Material supplied ▸
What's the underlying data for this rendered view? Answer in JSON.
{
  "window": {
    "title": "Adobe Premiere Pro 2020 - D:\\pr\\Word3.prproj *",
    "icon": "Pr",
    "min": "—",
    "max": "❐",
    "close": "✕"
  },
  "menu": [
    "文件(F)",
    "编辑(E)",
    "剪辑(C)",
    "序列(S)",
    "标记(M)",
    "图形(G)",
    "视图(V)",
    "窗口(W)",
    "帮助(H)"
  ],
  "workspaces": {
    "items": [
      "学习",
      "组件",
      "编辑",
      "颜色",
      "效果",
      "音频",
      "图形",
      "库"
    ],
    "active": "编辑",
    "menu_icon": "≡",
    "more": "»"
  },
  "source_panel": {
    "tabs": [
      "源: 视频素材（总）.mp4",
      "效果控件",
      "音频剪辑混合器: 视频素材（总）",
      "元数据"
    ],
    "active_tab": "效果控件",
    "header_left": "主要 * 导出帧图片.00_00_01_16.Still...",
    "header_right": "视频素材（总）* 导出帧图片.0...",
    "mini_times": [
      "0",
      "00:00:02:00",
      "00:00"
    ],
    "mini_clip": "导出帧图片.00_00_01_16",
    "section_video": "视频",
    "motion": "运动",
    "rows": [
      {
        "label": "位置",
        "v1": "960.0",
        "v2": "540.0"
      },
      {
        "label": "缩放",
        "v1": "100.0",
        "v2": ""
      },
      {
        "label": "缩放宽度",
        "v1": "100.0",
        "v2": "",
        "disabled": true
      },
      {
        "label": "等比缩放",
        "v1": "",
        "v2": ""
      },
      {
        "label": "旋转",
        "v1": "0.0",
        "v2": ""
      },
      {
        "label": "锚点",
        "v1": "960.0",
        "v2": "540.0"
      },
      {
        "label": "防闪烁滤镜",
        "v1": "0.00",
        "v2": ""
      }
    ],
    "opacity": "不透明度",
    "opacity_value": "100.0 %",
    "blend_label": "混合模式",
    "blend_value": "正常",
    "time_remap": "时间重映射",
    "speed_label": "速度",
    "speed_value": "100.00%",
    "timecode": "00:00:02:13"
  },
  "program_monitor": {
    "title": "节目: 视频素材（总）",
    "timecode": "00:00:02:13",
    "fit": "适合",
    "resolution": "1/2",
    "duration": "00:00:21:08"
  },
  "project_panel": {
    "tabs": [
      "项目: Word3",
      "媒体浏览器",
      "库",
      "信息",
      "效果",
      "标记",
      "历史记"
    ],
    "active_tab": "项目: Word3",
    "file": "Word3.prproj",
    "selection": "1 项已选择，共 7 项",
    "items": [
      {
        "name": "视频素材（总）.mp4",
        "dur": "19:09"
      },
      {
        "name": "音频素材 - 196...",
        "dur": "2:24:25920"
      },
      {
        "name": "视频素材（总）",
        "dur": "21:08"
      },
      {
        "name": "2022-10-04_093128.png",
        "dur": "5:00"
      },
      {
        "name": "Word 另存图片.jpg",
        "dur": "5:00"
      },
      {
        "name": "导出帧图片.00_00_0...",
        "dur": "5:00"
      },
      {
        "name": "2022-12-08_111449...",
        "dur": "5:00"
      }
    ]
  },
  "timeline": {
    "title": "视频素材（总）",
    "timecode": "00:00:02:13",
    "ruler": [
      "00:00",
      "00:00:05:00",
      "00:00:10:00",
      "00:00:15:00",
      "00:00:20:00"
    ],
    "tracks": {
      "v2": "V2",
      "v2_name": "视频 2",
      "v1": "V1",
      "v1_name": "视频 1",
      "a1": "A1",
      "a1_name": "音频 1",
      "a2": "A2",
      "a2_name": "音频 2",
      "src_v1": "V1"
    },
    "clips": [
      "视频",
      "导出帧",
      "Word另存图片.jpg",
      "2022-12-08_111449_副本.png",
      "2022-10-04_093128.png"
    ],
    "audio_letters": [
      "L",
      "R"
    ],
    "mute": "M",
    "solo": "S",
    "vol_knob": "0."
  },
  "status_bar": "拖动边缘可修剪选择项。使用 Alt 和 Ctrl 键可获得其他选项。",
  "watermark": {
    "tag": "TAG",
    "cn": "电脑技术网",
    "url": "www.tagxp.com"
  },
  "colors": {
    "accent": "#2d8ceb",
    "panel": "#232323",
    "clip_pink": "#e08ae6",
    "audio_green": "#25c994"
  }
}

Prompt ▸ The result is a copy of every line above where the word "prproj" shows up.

Completed exercise ▸
    "title": "Adobe Premiere Pro 2020 - D:\\pr\\Word3.prproj *",
    "file": "Word3.prproj",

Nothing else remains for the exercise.